Birdsong Cafe, McHenry, IL
Featured Site Created By kzfisherman
People are drawn to provide habitat for wildlife in their yards for various reasons. Here is a homeowner who discovered this passion through her love of birds. On their quarter acre, this family is doing an impressive job providing food, shelter, water, and nesting habitat for their avian visitors. Her plantings of native trees, shrubs, and flowers also have the added benefit of supporting native pollinators, such as bees, butterflies, and other ecologically-critical insects. Read on to learn more about how Lisa Maier is creating habitat in her suburban neighborhood.
EcoRegion: Eastern Broadleaf Forest (Continental) Province
Planting Zone: 5b
What work has been done to improve this site for birds and other wildlife? How long did it take?
My mate and I moved into our house about two years ago and the first big project we wanted to tackle was the yard. Being an avid birder, my idea was to focus on plants that would attract birds. I had become particularly interested in native plants a few years ago on a bird walk after talking to a devoted native gardener.
We started in fall when we first moved in by doing a general clean-up as many plants and shrubs were dead and overgrown and there was a lot of junk. We re-shaped existing beds and added new ones. We also put up several varieties of feeders and a heated bird bath as well as constructing and placing nesting boxes in strategic areas. Over winter, I did a lot of research and made many plant lists and maps while choosing which ones I believed would work best. I focused mainly on native species that would attract birds and insects. I ordered my plants from a native specialty nursery and, in June, we began planting. Unfortunately, we lost a large tree in the backyard during a storm, which also took down a large dead pine tree and two arborvitae, drastically changing lighting conditions, wildlife cover, and habitat in our yard. The birds liked the dead pine snag so we moved and re-planted it on the other side of the yard. This year we continued to work on the beds, transplanting some of the natives that have come up from seed to other spots in the yard. We have also added a veggie garden and a wood pile. We have planted a pin oak sapling to replace the tree that fell last summer and are constantly making little changes and improvements as we continue to learn. This project will be on-going for years!
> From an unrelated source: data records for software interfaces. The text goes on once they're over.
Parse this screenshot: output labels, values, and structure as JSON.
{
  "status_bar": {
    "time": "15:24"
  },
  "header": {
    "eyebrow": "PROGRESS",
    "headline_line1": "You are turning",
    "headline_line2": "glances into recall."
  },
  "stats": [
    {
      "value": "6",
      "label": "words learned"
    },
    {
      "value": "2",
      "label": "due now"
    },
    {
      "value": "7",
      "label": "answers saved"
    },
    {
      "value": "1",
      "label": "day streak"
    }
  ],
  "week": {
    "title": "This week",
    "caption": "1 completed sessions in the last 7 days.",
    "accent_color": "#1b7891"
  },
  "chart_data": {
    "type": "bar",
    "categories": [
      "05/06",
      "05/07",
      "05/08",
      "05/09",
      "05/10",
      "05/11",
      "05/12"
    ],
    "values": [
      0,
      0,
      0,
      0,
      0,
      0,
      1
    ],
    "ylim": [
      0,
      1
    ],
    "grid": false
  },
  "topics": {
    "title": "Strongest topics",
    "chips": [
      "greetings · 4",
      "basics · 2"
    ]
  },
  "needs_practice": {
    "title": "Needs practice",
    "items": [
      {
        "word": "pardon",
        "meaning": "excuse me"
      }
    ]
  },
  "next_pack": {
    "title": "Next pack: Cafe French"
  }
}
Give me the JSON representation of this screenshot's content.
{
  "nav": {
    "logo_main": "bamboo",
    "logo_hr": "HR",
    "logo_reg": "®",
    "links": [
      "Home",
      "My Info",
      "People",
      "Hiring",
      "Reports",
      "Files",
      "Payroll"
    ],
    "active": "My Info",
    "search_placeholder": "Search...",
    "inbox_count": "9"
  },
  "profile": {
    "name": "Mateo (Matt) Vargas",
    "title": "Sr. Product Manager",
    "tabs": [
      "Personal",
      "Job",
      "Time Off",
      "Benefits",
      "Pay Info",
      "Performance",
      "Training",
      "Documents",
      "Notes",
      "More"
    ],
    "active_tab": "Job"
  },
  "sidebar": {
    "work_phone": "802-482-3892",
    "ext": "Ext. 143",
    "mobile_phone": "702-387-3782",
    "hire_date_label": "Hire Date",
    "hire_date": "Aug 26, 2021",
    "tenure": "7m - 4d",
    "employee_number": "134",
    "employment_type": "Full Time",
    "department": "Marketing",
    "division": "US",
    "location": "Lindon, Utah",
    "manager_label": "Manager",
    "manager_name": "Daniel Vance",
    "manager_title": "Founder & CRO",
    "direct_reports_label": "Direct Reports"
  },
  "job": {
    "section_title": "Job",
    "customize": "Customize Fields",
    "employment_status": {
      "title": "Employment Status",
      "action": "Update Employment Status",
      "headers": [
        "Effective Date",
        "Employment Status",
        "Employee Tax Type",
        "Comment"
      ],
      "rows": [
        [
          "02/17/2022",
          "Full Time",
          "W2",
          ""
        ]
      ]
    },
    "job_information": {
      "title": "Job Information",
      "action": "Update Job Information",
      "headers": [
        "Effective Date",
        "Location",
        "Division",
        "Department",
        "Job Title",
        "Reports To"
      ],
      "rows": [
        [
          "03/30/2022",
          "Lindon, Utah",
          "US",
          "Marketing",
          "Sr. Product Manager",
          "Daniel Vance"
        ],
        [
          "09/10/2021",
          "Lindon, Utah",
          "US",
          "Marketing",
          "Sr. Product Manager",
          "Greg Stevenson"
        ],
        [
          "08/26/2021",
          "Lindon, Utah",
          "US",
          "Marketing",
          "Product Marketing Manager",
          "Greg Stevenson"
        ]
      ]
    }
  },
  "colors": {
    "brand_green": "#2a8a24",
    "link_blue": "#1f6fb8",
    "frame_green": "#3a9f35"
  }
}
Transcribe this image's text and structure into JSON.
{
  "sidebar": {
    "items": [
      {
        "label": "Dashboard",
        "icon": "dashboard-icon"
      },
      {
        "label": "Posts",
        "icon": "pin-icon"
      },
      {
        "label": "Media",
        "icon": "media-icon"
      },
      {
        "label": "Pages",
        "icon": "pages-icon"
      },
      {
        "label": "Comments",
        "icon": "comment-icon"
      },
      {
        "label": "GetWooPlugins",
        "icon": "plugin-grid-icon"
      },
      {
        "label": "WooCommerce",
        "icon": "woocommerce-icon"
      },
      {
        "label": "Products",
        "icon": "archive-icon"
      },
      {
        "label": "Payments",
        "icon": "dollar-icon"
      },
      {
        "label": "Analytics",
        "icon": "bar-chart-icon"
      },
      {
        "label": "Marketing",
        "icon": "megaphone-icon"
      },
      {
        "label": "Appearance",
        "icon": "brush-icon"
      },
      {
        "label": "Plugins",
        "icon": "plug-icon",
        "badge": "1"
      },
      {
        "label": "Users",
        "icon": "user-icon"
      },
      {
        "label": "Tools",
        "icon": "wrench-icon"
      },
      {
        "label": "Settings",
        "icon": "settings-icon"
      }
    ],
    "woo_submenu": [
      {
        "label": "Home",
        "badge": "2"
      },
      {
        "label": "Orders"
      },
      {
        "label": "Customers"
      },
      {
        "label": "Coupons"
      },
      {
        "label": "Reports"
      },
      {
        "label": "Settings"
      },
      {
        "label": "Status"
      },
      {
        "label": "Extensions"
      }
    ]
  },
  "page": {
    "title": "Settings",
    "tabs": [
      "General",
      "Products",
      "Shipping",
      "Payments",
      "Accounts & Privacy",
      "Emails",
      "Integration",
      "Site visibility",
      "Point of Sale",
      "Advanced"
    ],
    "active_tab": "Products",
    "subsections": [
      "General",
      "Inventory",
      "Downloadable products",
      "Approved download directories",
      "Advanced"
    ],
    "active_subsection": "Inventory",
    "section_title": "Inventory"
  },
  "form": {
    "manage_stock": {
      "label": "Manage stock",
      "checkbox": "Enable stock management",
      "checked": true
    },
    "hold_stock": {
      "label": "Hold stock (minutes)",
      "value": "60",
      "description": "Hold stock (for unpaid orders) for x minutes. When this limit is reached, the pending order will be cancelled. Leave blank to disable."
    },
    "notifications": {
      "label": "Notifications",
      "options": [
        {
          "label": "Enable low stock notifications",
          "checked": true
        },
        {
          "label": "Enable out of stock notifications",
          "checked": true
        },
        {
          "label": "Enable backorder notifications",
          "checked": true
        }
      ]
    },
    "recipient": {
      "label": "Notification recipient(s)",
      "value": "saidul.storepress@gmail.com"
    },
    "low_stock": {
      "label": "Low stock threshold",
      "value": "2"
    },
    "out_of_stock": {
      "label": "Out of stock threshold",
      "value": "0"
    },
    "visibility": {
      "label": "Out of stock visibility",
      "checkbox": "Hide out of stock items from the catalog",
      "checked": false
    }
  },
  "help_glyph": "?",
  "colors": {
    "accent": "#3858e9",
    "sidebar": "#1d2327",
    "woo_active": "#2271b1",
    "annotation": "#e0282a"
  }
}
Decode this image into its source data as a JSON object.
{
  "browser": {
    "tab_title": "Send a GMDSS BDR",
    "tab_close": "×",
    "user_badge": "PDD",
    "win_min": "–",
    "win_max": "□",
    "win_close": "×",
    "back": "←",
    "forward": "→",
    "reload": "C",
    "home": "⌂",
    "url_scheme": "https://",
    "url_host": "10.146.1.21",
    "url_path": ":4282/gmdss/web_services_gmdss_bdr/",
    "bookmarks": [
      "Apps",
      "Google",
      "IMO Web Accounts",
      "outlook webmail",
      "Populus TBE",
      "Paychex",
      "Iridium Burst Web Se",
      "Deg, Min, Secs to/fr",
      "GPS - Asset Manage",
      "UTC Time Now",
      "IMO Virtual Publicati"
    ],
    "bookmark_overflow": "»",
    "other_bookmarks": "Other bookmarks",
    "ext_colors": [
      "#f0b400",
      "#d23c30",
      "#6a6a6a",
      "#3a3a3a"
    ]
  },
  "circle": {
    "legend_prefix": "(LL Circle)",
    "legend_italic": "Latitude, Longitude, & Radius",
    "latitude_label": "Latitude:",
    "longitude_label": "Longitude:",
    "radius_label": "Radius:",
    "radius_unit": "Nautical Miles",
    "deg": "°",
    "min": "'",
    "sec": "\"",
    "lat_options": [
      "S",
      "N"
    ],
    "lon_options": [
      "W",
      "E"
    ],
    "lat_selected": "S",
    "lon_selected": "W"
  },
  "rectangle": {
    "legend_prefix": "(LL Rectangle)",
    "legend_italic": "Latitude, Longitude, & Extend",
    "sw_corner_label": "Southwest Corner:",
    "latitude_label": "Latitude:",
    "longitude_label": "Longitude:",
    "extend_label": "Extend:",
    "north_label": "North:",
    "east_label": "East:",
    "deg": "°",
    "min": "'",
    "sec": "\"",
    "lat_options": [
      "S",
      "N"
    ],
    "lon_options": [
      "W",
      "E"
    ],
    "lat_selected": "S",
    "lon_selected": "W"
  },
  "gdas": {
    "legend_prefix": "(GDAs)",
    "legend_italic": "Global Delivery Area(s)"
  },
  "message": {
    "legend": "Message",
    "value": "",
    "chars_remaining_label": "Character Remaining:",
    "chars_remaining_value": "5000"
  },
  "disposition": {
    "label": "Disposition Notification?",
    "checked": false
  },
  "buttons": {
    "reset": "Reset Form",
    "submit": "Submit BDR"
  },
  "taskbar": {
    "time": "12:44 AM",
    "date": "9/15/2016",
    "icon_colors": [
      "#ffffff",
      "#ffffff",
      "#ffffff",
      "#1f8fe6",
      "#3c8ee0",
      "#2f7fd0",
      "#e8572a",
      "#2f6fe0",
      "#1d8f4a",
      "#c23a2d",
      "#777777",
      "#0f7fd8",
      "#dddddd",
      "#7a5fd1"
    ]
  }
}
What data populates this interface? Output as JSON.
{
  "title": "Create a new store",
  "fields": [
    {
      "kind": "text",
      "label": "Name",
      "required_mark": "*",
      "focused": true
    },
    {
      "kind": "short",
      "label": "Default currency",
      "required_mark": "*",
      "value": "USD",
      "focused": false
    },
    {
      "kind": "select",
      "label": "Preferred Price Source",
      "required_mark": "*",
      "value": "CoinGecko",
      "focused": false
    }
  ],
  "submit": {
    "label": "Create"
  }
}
What are some successes that you've seen since the improvements were made? (alternatively, "What are you most proud of, or excited to share about this site?")
I generally feel that the improvements we’ve made have been a big success. I know what people mean when they say they see insects they have never seen before when they switch to native plants. I’ve seen almost 100 bird species (some of them flyovers) at my house. Each day I look forward to what species of birds are going to stop by the “Birdsong Café”, as we call our yard. It is my favorite place to be; a place I can explore, learn, relax, and reflect. It makes me feel good that I can give a little back to the wildlife I love. I continue to learn about native plants and pollinators and how important they are which inspired me to try a larger native restoration project at one of my other sites, Twin Oaks.
Favorite bird or wildlife sightings
Every time I see a new bird in my yard I get excited! One of my favorites was watching three Tennessee Warblers eating caterpillars off the Mist flower. Another is watching the hummingbirds from just inches away feeding on the Rough Blazingstar. We had Oregon Dark-eyed Juncos two years in a row. We’ve also had a male Bay-breasted Warbler singing in the front trees for a couple days in spring and Northern Flickers nesting in my neighbor’s tree and foraging in my garden beds. Not to mention all the interesting insects!
Are there any tough decisions that had to be made regarding its management? How were they handled?
I think the biggest initial challenge was deciding which existing plants to keep and which to get rid of. We had a number of non-native species in our yard but we didn’t want to eliminate everything at once. When deciding what non-natives to keep, I focused on what attracted the most birds (like our Mulberry and Weigela) and what provided good cover for birds (like our Japanese Maple and Crabapple). Many people also started giving me plants from their yards and it’s hard to say no to a plant! I also had to dwindle down my very large list of natives I wanted to plant, so as to leave some room for new species in the future.